_How to complete this task_
Each line in the data must be reproduced as written, except for any picture.

_The input_
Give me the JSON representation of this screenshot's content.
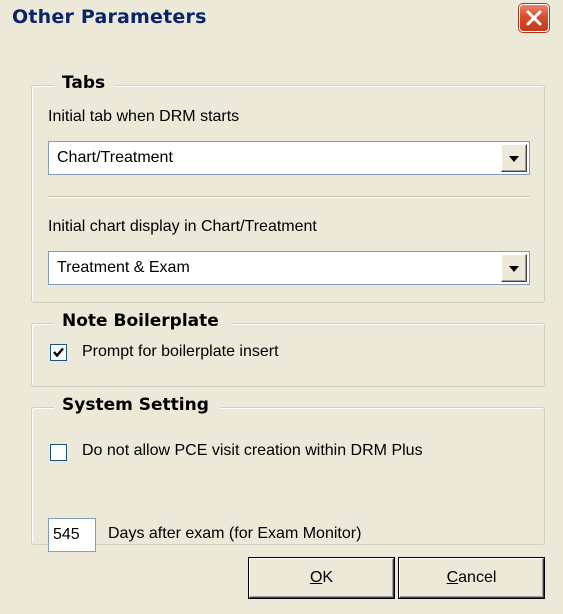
{
  "window": {
    "title": "Other Parameters",
    "close_icon": "close-icon"
  },
  "tabs_group": {
    "title": "Tabs",
    "initial_tab_label": "Initial tab when DRM starts",
    "initial_tab_value": "Chart/Treatment",
    "initial_chart_label": "Initial chart display in Chart/Treatment",
    "initial_chart_value": "Treatment & Exam"
  },
  "note_group": {
    "title": "Note Boilerplate",
    "prompt_label": "Prompt for boilerplate insert",
    "prompt_checked": true
  },
  "system_group": {
    "title": "System Setting",
    "pce_label": "Do not allow PCE visit creation within DRM Plus",
    "pce_checked": false,
    "days_value": "545",
    "days_label": "Days after exam (for Exam Monitor)"
  },
  "buttons": {
    "ok_mnemonic": "O",
    "ok_rest": "K",
    "cancel_mnemonic": "C",
    "cancel_rest": "ancel"
  }
}
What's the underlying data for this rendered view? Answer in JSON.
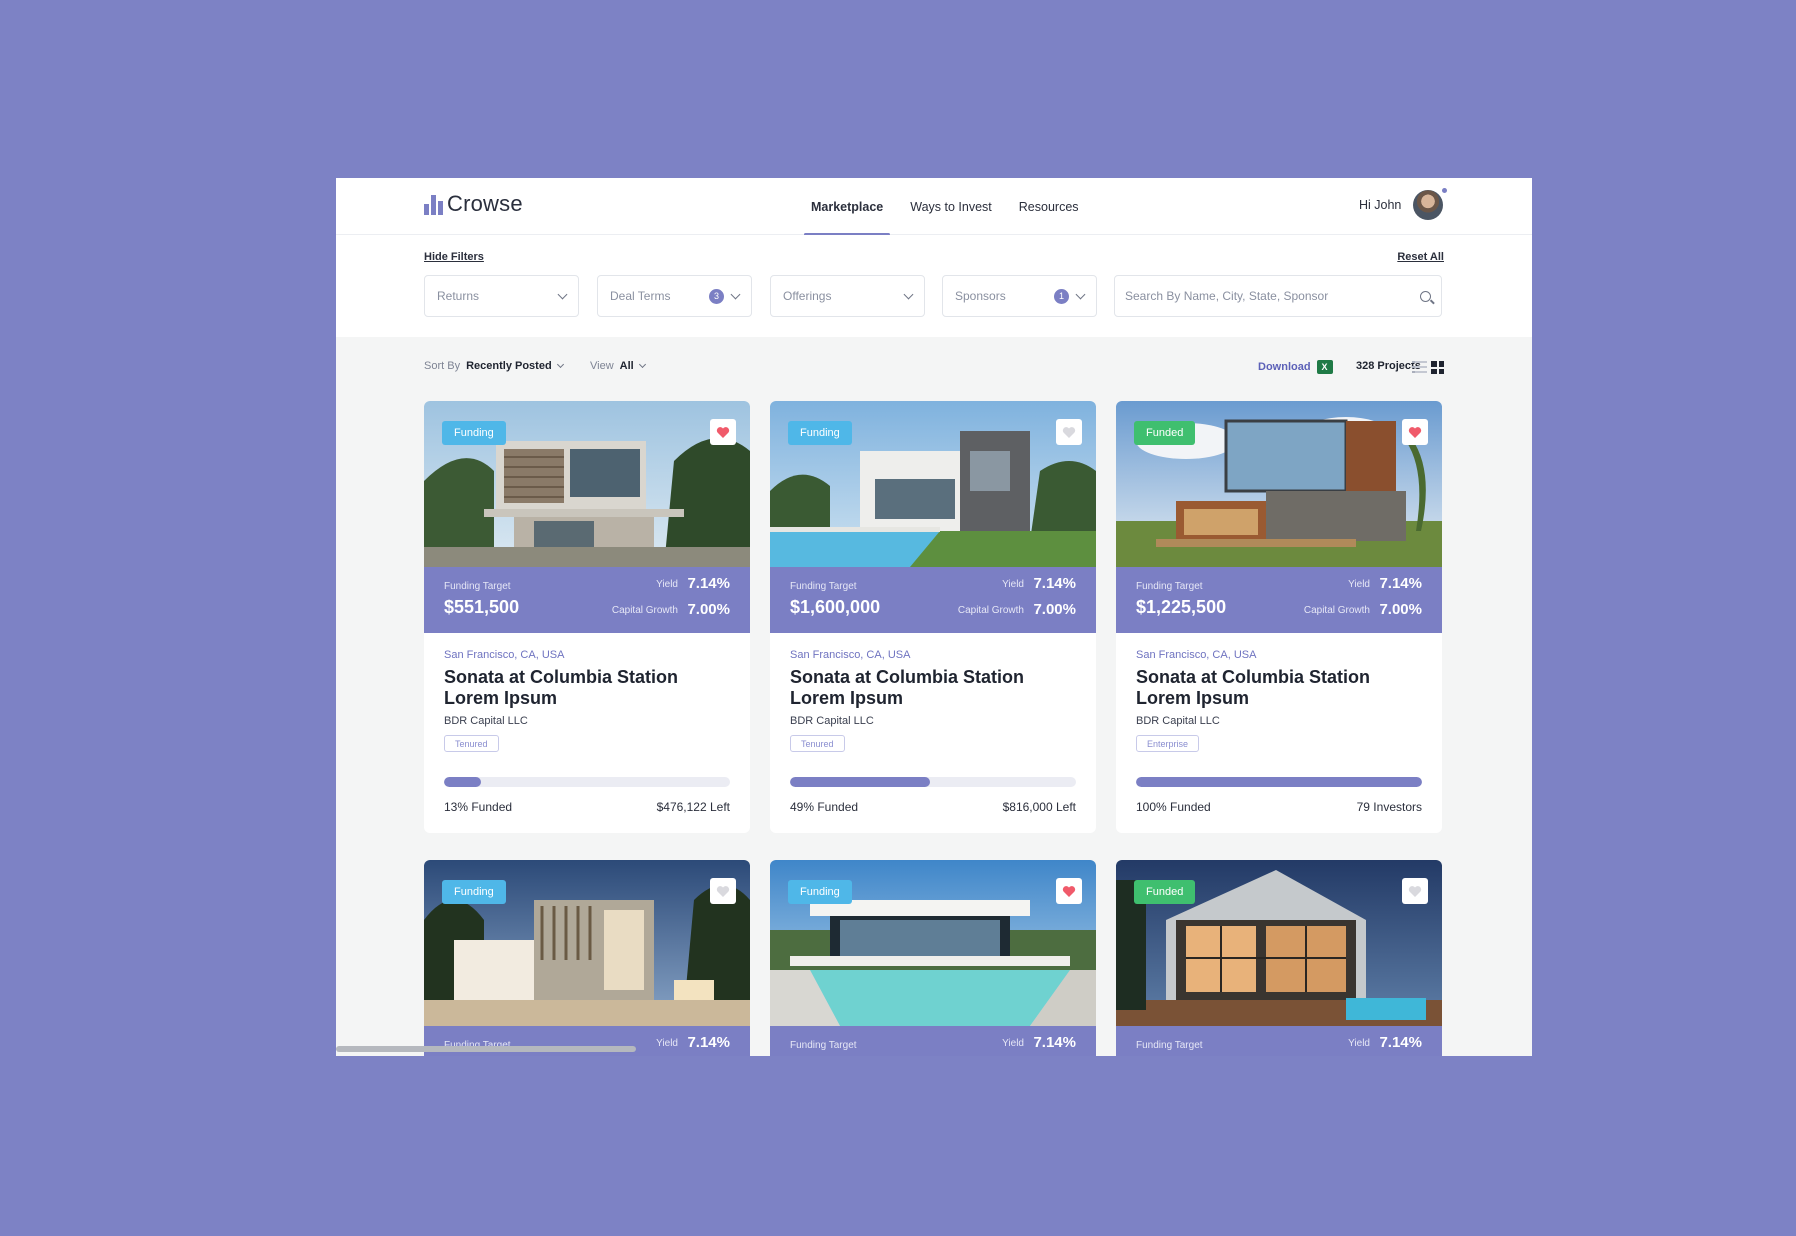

_Task output_
Give me the JSON representation of this screenshot's content.
{
  "window": {
    "title": "Other Parameters",
    "close_icon": "close-icon"
  },
  "tabs_group": {
    "title": "Tabs",
    "initial_tab_label": "Initial tab when DRM starts",
    "initial_tab_value": "Chart/Treatment",
    "initial_chart_label": "Initial chart display in Chart/Treatment",
    "initial_chart_value": "Treatment & Exam"
  },
  "note_group": {
    "title": "Note Boilerplate",
    "prompt_label": "Prompt for boilerplate insert",
    "prompt_checked": true
  },
  "system_group": {
    "title": "System Setting",
    "pce_label": "Do not allow PCE visit creation within DRM Plus",
    "pce_checked": false,
    "days_value": "545",
    "days_label": "Days after exam (for Exam Monitor)"
  },
  "buttons": {
    "ok_mnemonic": "O",
    "ok_rest": "K",
    "cancel_mnemonic": "C",
    "cancel_rest": "ancel"
  }
}
What's the underlying data for this rendered view? Answer in JSON.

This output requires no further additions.